William & Mary Bill of Rights Journal
Project Prevention: Concept, Operation, Results and Controversies About Paying Drug Abusers to Obtain Long-Term Birth Control
This Article describes the origins and current operation of Project Prevention, a privately-funded program that provides a payment of $300 to substance abusers who obtain long-term birth control. This practice is intended as a means to prevent the conception of babies to mothers who are prone to expose their developing child to toxic levels of alcohol or other drugs during pregnancy, likely to be unable to care for their child once born, and at risk for having their child removed from their custody by the state and placed in foster care or an adoptive home. Children born to such mothers are at a high risk for developmental disadvantages and incur a high cost to society, which all too often has to provide medical or custodial care for them. Substance-abusing men who enroll in Project Prevention and obtain a verified vasectomy receive a similar payment. Thus far, Project Prevention has enrolled over 5,000 clients and paid out over $1 million in incentives.
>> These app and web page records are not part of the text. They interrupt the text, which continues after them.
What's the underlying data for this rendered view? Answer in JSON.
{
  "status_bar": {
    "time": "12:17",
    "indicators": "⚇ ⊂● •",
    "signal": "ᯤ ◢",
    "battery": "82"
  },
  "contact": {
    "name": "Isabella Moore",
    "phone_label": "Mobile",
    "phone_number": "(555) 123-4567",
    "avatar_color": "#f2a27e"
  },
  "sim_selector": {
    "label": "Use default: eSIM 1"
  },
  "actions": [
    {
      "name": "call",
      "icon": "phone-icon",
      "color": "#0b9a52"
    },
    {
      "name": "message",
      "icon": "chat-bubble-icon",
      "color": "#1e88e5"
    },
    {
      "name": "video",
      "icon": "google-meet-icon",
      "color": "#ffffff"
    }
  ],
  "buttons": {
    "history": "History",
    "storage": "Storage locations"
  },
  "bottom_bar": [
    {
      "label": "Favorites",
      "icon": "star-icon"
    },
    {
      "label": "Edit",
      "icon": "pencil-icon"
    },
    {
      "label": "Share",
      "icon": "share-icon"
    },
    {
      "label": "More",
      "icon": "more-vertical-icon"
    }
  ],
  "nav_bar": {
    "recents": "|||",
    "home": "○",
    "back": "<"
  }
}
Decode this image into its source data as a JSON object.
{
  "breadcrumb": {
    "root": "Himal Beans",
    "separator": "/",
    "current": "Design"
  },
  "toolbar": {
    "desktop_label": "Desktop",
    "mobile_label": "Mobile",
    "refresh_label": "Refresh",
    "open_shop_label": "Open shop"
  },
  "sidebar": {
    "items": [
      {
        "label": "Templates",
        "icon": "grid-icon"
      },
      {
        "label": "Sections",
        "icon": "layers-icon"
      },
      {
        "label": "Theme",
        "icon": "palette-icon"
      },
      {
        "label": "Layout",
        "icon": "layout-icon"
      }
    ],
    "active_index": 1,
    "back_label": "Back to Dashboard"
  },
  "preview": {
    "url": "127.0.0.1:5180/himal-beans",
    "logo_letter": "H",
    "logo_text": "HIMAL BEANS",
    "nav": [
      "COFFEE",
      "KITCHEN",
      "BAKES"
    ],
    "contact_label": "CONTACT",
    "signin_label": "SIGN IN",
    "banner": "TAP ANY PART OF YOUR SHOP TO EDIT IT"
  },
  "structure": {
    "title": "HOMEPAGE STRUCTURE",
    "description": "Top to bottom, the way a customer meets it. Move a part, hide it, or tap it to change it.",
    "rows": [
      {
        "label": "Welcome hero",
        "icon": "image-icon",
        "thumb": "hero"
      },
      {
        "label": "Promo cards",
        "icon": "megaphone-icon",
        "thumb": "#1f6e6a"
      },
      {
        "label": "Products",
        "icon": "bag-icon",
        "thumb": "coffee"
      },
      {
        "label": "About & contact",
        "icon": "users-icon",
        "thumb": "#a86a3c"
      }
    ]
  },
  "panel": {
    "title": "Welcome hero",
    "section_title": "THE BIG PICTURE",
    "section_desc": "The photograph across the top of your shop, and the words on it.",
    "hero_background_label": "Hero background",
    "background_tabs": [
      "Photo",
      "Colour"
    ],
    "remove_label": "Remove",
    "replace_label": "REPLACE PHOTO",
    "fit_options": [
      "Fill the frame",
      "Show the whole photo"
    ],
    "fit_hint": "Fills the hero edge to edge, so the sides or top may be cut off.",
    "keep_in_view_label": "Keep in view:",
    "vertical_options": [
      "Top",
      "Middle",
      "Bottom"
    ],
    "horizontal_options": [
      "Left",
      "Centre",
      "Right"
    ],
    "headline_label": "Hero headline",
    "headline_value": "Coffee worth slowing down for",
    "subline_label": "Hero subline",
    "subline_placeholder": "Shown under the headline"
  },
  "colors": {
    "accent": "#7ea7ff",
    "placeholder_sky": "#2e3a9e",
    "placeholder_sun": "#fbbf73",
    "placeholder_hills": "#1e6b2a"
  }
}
Some critics of Project Prevention have raised objections to this program; this Article describes and responds to a number of these objections. The Article concludes that this circumscribed program is highly effective and ethical, and provides a needed preventive service. In this manner, it emulates much larger-scale initiatives funded by the federal government, which have paid for the costs of long-term birth control, including sterilization, for indigent people. The federal government has long-provided financial inducements through foreign aid programs for the poor of other countries to obtain long-term birth control, also including sterilization. Therefore, any criticisms of Project Prevention must also be extended to existing, analogous federally funded programs.